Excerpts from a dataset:
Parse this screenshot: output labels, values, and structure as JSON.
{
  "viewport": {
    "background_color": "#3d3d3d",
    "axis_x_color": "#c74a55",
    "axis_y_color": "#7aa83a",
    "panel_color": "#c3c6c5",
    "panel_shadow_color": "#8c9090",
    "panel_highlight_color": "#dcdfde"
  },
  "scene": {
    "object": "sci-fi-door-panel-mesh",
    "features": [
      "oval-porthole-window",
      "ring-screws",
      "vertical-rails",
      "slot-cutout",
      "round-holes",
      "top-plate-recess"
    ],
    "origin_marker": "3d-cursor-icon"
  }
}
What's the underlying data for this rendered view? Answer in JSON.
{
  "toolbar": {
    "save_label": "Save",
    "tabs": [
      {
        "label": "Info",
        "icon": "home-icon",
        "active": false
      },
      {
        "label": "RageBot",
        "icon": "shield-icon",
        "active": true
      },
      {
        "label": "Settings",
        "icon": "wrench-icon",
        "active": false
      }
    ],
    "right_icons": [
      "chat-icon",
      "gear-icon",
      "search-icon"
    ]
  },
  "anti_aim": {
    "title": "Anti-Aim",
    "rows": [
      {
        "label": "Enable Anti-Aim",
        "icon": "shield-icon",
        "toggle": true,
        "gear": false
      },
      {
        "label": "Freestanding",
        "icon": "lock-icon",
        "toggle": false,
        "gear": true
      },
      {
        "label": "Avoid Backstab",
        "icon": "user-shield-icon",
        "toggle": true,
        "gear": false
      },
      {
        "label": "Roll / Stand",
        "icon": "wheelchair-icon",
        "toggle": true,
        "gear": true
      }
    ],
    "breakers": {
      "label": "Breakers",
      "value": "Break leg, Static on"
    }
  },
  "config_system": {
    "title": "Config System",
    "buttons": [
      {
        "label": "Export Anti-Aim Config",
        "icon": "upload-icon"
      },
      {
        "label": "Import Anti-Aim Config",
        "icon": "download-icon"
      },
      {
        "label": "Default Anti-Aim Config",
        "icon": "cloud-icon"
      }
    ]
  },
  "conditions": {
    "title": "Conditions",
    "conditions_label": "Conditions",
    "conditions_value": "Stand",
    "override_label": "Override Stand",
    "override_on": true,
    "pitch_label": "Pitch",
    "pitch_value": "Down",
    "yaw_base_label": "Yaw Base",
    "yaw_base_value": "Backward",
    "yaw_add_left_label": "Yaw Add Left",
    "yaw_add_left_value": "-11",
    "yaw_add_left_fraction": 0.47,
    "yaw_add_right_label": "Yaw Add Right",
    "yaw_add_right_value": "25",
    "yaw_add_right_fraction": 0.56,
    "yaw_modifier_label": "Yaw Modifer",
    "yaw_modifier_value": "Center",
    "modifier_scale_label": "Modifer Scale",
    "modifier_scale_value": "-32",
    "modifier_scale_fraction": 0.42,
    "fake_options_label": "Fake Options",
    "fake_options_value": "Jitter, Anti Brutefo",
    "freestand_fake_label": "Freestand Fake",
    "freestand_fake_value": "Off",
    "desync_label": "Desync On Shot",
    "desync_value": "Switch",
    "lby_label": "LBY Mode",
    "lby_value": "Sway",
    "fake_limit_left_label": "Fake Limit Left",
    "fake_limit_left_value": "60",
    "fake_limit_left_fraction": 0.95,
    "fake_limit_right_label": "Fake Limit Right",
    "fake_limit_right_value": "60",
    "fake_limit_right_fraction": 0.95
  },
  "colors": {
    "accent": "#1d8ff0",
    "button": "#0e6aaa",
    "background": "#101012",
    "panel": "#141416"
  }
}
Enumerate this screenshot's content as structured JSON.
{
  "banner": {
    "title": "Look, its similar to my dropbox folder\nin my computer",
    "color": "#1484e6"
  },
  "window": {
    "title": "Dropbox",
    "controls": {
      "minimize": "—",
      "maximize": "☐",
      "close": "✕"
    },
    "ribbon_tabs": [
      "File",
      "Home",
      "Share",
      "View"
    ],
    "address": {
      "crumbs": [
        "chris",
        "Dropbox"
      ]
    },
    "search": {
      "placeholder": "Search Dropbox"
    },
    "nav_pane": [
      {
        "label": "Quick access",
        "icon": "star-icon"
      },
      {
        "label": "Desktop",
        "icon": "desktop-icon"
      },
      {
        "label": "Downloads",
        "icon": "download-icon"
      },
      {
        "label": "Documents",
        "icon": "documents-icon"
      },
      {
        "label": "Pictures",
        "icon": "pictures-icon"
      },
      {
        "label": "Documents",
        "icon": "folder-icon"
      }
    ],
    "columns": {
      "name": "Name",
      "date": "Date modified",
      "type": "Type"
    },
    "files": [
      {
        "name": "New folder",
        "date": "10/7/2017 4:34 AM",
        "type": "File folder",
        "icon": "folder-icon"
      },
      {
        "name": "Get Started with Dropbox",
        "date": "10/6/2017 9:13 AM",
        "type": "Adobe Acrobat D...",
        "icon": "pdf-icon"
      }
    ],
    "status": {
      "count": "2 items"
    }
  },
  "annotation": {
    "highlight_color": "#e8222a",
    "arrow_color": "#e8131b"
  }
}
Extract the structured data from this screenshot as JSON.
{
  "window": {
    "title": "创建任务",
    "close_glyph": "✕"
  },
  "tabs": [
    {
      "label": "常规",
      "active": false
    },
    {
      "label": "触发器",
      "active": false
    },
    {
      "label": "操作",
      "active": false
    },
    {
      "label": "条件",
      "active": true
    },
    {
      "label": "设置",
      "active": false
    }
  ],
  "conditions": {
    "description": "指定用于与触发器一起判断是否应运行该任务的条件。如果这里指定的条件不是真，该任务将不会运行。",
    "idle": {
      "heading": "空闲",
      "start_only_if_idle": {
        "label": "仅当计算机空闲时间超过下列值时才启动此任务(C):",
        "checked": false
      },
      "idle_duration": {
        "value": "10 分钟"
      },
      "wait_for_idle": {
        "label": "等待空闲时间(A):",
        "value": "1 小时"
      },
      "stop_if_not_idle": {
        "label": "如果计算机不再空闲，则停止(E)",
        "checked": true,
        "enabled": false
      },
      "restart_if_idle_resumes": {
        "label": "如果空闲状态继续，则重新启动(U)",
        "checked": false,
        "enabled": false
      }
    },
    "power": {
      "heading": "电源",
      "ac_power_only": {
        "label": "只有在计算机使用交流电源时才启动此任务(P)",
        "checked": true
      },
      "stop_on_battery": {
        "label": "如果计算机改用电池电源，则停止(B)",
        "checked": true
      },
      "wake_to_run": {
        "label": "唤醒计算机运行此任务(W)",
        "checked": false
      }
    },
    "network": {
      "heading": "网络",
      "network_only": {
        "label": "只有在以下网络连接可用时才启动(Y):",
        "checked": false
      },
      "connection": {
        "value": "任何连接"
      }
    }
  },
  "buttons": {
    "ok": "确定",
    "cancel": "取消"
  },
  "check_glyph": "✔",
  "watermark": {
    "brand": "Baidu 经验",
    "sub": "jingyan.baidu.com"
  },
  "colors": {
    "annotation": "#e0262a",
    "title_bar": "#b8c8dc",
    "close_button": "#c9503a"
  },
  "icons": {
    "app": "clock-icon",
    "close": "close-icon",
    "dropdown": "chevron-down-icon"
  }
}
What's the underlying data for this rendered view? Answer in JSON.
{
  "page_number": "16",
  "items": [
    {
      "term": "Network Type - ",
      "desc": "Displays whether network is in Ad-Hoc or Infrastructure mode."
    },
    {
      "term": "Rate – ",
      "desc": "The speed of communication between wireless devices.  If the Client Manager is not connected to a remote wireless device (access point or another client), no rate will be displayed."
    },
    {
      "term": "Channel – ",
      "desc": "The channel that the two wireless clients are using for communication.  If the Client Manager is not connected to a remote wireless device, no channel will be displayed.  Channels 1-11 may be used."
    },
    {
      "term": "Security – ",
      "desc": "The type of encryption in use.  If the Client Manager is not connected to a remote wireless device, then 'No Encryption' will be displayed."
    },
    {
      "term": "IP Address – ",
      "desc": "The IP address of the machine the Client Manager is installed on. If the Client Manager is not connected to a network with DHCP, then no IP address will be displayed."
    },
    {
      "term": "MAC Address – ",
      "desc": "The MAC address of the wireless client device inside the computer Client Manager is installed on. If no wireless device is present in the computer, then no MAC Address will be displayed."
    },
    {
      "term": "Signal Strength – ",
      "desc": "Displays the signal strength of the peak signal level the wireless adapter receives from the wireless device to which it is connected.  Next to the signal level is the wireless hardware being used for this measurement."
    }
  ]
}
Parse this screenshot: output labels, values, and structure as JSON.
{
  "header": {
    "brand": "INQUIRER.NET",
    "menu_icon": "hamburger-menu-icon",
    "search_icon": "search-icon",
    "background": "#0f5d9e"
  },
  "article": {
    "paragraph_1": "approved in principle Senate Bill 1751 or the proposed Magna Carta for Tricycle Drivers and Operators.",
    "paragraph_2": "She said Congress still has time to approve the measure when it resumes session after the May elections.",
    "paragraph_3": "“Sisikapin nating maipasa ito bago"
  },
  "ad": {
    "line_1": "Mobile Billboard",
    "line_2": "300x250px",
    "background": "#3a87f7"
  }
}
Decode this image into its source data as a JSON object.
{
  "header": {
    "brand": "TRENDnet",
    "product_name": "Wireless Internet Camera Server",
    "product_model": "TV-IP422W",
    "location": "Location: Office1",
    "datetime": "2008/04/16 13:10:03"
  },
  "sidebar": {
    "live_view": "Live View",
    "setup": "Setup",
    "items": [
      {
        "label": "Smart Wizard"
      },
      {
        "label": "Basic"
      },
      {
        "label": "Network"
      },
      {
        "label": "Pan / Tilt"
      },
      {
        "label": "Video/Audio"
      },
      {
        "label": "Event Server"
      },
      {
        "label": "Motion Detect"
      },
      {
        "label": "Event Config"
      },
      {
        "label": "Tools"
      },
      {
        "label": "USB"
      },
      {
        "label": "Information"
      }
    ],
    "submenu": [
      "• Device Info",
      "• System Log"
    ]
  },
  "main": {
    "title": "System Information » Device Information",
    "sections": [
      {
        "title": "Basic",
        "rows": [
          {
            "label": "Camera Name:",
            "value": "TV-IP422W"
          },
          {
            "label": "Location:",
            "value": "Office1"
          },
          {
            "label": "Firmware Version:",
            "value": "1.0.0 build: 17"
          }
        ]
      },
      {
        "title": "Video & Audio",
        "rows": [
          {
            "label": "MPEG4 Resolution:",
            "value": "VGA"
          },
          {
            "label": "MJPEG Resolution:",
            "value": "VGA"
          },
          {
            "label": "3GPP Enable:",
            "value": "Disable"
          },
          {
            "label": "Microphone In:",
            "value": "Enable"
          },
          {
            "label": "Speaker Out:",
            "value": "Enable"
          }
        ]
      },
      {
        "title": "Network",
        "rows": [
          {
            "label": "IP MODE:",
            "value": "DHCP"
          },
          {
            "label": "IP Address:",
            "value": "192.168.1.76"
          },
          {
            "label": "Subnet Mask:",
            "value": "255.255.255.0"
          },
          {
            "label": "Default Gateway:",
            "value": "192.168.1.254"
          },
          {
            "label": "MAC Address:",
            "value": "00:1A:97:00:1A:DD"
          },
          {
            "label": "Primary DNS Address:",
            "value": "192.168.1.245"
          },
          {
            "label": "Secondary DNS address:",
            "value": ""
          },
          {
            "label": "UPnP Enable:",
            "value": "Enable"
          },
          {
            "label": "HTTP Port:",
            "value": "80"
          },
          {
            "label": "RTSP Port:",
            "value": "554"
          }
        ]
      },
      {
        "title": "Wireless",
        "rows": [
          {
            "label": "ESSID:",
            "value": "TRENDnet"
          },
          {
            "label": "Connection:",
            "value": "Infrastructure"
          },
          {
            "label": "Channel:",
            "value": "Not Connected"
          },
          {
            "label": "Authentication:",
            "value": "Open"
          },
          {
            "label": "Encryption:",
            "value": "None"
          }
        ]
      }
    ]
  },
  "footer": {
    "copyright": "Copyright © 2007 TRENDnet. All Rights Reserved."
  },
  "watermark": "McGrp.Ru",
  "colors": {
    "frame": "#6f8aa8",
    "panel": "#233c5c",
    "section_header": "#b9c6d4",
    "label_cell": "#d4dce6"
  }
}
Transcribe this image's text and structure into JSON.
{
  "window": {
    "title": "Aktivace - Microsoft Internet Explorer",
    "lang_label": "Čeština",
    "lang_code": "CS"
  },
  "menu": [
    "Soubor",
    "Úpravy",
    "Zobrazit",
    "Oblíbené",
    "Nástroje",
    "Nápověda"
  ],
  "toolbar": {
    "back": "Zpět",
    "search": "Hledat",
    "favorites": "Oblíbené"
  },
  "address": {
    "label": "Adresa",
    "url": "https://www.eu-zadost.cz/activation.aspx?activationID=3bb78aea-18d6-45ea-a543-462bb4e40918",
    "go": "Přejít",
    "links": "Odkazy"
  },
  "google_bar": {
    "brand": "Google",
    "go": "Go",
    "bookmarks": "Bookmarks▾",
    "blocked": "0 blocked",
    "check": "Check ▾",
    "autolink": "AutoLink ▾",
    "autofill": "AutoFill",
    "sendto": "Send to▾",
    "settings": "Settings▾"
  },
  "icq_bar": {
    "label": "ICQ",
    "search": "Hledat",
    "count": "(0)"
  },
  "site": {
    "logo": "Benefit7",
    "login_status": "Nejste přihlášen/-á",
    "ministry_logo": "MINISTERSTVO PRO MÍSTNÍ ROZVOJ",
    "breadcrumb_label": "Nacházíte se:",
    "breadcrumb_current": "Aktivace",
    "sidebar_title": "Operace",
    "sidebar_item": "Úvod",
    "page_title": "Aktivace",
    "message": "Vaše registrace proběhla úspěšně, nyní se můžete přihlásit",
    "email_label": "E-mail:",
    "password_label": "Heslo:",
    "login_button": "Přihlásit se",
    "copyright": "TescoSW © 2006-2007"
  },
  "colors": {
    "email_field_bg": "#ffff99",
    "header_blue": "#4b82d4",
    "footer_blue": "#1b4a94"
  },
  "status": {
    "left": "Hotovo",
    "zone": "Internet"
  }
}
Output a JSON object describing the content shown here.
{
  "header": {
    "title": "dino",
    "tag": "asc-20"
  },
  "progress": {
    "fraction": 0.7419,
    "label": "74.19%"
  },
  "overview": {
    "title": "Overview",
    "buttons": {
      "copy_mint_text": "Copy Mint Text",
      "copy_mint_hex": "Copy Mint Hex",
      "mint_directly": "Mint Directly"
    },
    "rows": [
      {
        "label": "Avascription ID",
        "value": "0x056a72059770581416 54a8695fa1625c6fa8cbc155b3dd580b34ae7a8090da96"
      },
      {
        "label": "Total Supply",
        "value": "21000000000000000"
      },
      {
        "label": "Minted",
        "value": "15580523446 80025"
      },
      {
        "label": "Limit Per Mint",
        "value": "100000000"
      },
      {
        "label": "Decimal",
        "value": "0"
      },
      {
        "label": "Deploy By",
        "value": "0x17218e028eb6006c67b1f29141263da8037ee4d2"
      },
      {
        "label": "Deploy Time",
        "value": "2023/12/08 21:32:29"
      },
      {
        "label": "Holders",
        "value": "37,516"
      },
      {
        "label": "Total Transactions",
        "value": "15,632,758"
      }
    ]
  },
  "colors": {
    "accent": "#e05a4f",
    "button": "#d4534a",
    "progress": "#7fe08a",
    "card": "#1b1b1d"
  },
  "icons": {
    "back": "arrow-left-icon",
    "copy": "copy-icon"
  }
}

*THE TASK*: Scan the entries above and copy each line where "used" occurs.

*COMPLETED TASK*:
      "desc": "The channel that the two wireless clients are using for communication.  If the Client Manager is not connected to a remote wireless device, no channel will be displayed.  Channels 1-11 may be used."
      "desc": "Displays the signal strength of the peak signal level the wireless adapter receives from the wireless device to which it is connected.  Next to the signal level is the wireless hardware being used for this measurement."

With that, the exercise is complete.